“‘Food allergy’ has become a blanket term for a negative reaction to food,” says Northwestern University pediatrics and medicine professor Ruchi Gupta, MD, MPH, author of Food Without Fear: Identify, Prevent, and Treat Food Allergies, Intolerances, and Sensitivities. But the term is often used incorrectly.
Precisely defined, a food allergy is a medical condition in which exposure to a food triggers an immediate, marked immune response. These typically involve immunoglobulin E (IgE) antibodies but occasionally involve different parts of the immune system.
Precisely defined, a food allergy is a medical condition in which exposure to a food triggers an immediate, marked immune response.
“Antibodies are like guided missiles that the immune system produces against things like viruses but also against foods,” explains naturopath Dan Lukaczer, ND, director of medical education at the Institute for Functional Medicine. While food sensitivities can also involve the immune system (more on that later), allergies are usually distinguished by the involvement of IgE antibodies. These antibodies can be identified with blood tests.
The symptoms can range from mild (an itchy or tingling mouth, a few hives) to severe (tongue swelling, difficulty breathing). In some people, a food allergy can trigger anaphylaxis — tightening in the airways, a severe drop in blood pressure, and loss of consciousness.
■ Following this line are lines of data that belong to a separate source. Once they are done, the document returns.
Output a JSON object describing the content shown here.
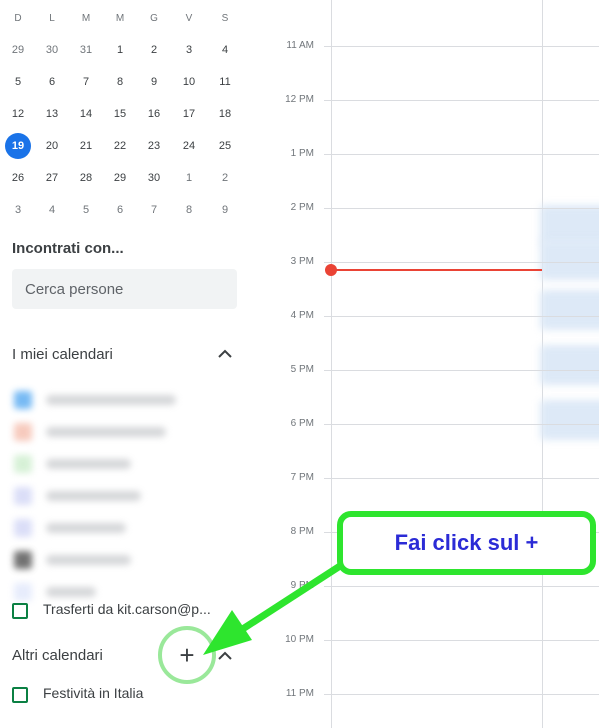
{
  "mini_calendar": {
    "weekdays": [
      "D",
      "L",
      "M",
      "M",
      "G",
      "V",
      "S"
    ],
    "weeks": [
      [
        {
          "d": "29",
          "m": true
        },
        {
          "d": "30",
          "m": true
        },
        {
          "d": "31",
          "m": true
        },
        {
          "d": "1"
        },
        {
          "d": "2"
        },
        {
          "d": "3"
        },
        {
          "d": "4"
        }
      ],
      [
        {
          "d": "5"
        },
        {
          "d": "6"
        },
        {
          "d": "7"
        },
        {
          "d": "8"
        },
        {
          "d": "9"
        },
        {
          "d": "10"
        },
        {
          "d": "11"
        }
      ],
      [
        {
          "d": "12"
        },
        {
          "d": "13"
        },
        {
          "d": "14"
        },
        {
          "d": "15"
        },
        {
          "d": "16"
        },
        {
          "d": "17"
        },
        {
          "d": "18"
        }
      ],
      [
        {
          "d": "19",
          "today": true
        },
        {
          "d": "20"
        },
        {
          "d": "21"
        },
        {
          "d": "22"
        },
        {
          "d": "23"
        },
        {
          "d": "24"
        },
        {
          "d": "25"
        }
      ],
      [
        {
          "d": "26"
        },
        {
          "d": "27"
        },
        {
          "d": "28"
        },
        {
          "d": "29"
        },
        {
          "d": "30"
        },
        {
          "d": "1",
          "m": true
        },
        {
          "d": "2",
          "m": true
        }
      ],
      [
        {
          "d": "3",
          "m": true
        },
        {
          "d": "4",
          "m": true
        },
        {
          "d": "5",
          "m": true
        },
        {
          "d": "6",
          "m": true
        },
        {
          "d": "7",
          "m": true
        },
        {
          "d": "8",
          "m": true
        },
        {
          "d": "9",
          "m": true
        }
      ]
    ],
    "today_color": "#1a73e8"
  },
  "meet_with": {
    "title": "Incontrati con...",
    "search_placeholder": "Cerca persone"
  },
  "my_calendars": {
    "title": "I miei calendari",
    "toggle_icon": "chevron-up-icon",
    "blurred_colors": [
      "#4aa3f0",
      "#f4b9a8",
      "#c9ecc9",
      "#cfd3f5",
      "#cfd3f5",
      "#444444",
      "#dfe6fb"
    ],
    "last_item_label": "Trasferti da kit.carson@p...",
    "last_item_color": "#0b8043"
  },
  "other_calendars": {
    "title": "Altri calendari",
    "add_label": "+",
    "toggle_icon": "chevron-up-icon",
    "items": [
      {
        "label": "Festività in Italia",
        "color": "#0b8043"
      }
    ]
  },
  "day_view": {
    "times": [
      "11 AM",
      "12 PM",
      "1 PM",
      "2 PM",
      "3 PM",
      "4 PM",
      "5 PM",
      "6 PM",
      "7 PM",
      "8 PM",
      "9 PM",
      "10 PM",
      "11 PM"
    ],
    "now_indicator_color": "#ea4335"
  },
  "callout": {
    "text": "Fai click sul +",
    "border_color": "#2ee52e",
    "text_color": "#2b2bd6"
  }
}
“With food allergies [involving IgE antibodies], the reaction is immediate and sometimes dramatic, often occurring within seconds to minutes,” Lukaczer says. And it doesn’t take much of the offending food to cause a response. “Small amounts, such as one strawberry or a small amount of dairy, can cause reactions.”
This was excerpted from “Making Sense of Food Allergies” which was published in the May 2022 issue of Experience Life magazine.